Unfortunately, the numbers do suggest that there’s decent room for regression. While posting a very impressive wOBA of .391 so far, his xwOBA is only .326. This is partially due to his Strikeout rate being relatively high, but he’s also not squaring up the ball consistently, posting an average exit velocity in the 11th percentile. The data suggests he’s been a bit lucky so far, but he’s still put up great numbers so far this season.
1: Yency Almonte
Yency Almonte has been a stellar surprise this season out of the bullpen. As a guy who the Rockies were maybe planning on being a middle innings eater, he’s already proven himself in many high leverage situations.
He’s always had plus stuff, but his issue has been with his control. He’s had a tendency to leave his pitches over the plate. One indicator of his improved control this season is that through four appearances, he has yet to walk a batter.
He’s also dropped his 4-seam usage from around 56.6% to only 44.6% this season, instead using his slider at the same rate. This appears to have paid off as his slider has proved more effective, (opponents hit a .079 wOBA off of his slider compared to .243 off of his 4-seam).

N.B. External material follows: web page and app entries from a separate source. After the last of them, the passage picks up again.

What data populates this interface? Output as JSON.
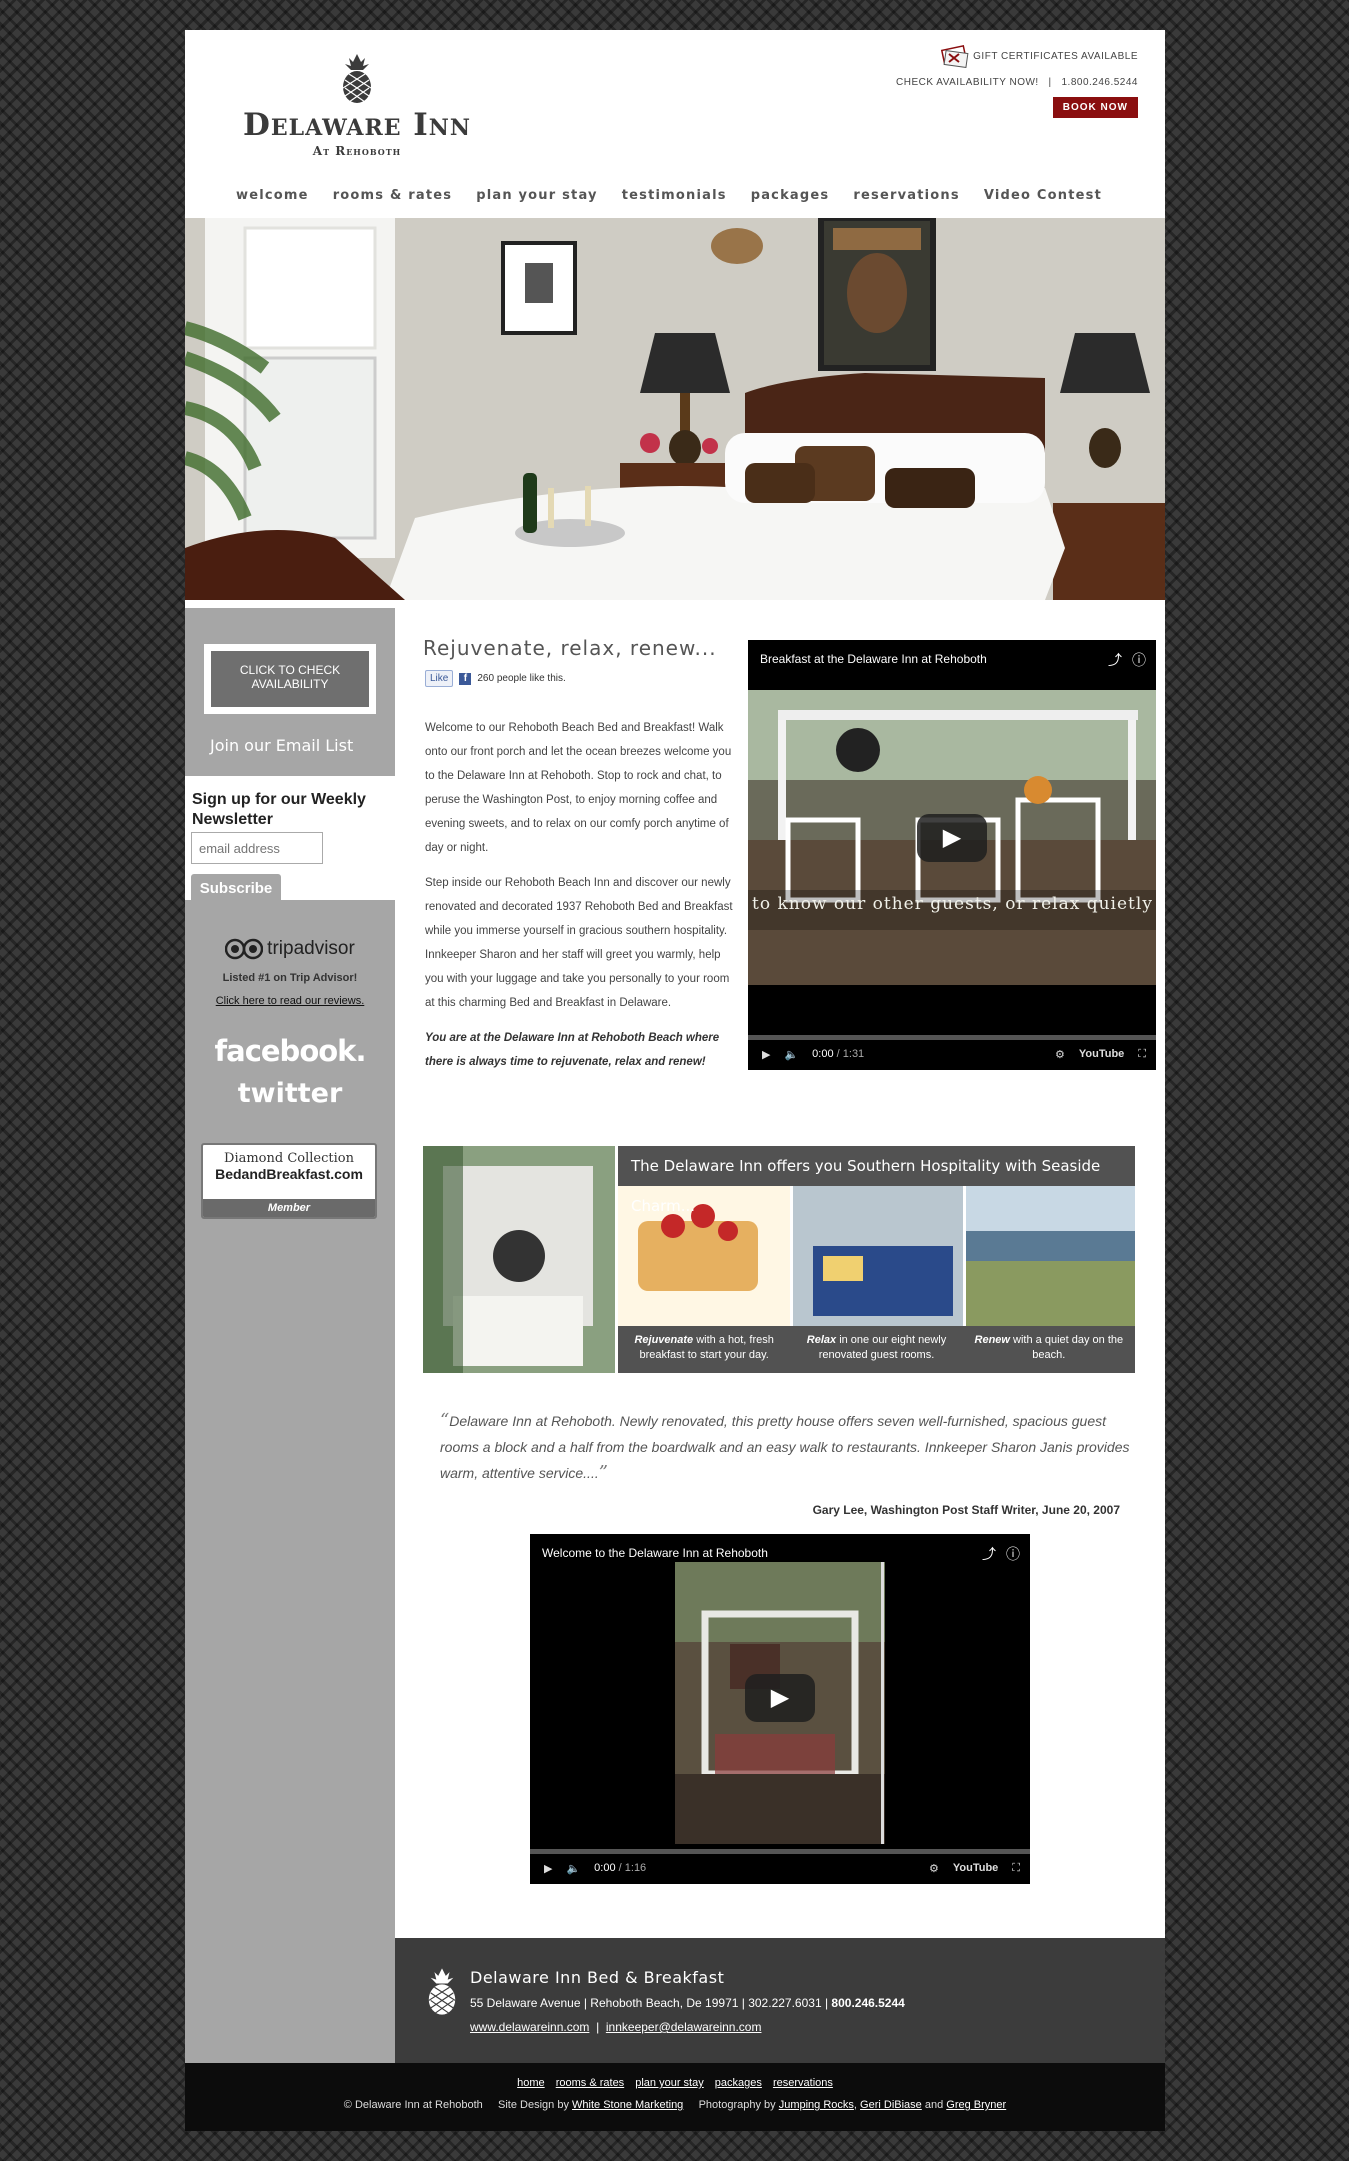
{
  "header": {
    "logo_name": "Delaware Inn",
    "logo_sub": "At Rehoboth",
    "gift": "GIFT CERTIFICATES AVAILABLE",
    "check": "CHECK AVAILABILITY NOW!",
    "phone": "1.800.246.5244",
    "book": "BOOK NOW"
  },
  "nav": [
    "welcome",
    "rooms & rates",
    "plan your stay",
    "testimonials",
    "packages",
    "reservations",
    "Video Contest"
  ],
  "sidebar": {
    "availability": "CLICK TO CHECK AVAILABILITY",
    "join": "Join our Email List",
    "signup_title": "Sign up for our Weekly Newsletter",
    "email_placeholder": "email address",
    "subscribe": "Subscribe",
    "tripadvisor": "tripadvisor",
    "listed": "Listed #1 on Trip Advisor!",
    "reviews_link": "Click here to read our reviews.",
    "facebook": "facebook.",
    "twitter": "twitter",
    "diamond_1": "Diamond Collection",
    "diamond_2": "BedandBreakfast.com",
    "diamond_3": "Member"
  },
  "content": {
    "title": "Rejuvenate, relax, renew...",
    "like": "Like",
    "like_count": "260 people like this.",
    "p1": "Welcome to our Rehoboth Beach Bed and Breakfast! Walk onto our front porch and let the ocean breezes welcome you to the Delaware Inn at Rehoboth. Stop to rock and chat, to peruse the Washington Post, to enjoy morning coffee and evening sweets, and to relax on our comfy porch anytime of day or night.",
    "p2": "Step inside our Rehoboth Beach Inn and discover our newly renovated and decorated 1937 Rehoboth Bed and Breakfast while you immerse yourself in gracious southern hospitality. Innkeeper Sharon and her staff will greet you warmly, help you with your luggage and take you personally to your room at this charming Bed and Breakfast in Delaware.",
    "p3": "You are at the Delaware Inn at Rehoboth Beach where there is always time to rejuvenate, relax and renew!"
  },
  "video1": {
    "title": "Breakfast at the Delaware Inn at Rehoboth",
    "caption": "to know our other guests, or relax quietly",
    "time": "0:00",
    "duration": "/ 1:31"
  },
  "promo": {
    "head": "The Delaware Inn offers you Southern Hospitality with Seaside Charm...",
    "cap1_b": "Rejuvenate",
    "cap1": "with a hot, fresh breakfast to start your day.",
    "cap2_b": "Relax",
    "cap2": "in one our eight newly renovated guest rooms.",
    "cap3_b": "Renew",
    "cap3": "with a quiet day on the beach."
  },
  "quote": {
    "text": "Delaware Inn at Rehoboth. Newly renovated, this pretty house offers seven well-furnished, spacious guest rooms a block and a half from the boardwalk and an easy walk to restaurants. Innkeeper Sharon Janis provides warm, attentive service....",
    "attribution": "Gary Lee, Washington Post Staff Writer, June 20, 2007"
  },
  "video2": {
    "title": "Welcome to the Delaware Inn at Rehoboth",
    "time": "0:00",
    "duration": "/ 1:16"
  },
  "footer": {
    "name": "Delaware Inn Bed & Breakfast",
    "address": "55 Delaware Avenue  |  Rehoboth Beach, De 19971  |  302.227.6031  |",
    "tollfree": "800.246.5244",
    "site": "www.delawareinn.com",
    "email": "innkeeper@delawareinn.com",
    "links": [
      "home",
      "rooms & rates",
      "plan your stay",
      "packages",
      "reservations"
    ],
    "copyright": "© Delaware Inn at Rehoboth",
    "design_prefix": "Site Design by",
    "designer": "White Stone Marketing",
    "photo_prefix": "Photography by",
    "photo1": "Jumping Rocks",
    "photo2": "Geri DiBiase",
    "photo_and": "and",
    "photo3": "Greg Bryner"
  }
}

His last appearance was a 5-out save, which may be a sign that Bud Black trusts him as the interim closer while Oberg is out. If so, going from a pitcher who bounced between AAA and the Majors just a season ago directly to closing big league games for the Colorado Rockies, his transformation has been nothing short of impressive.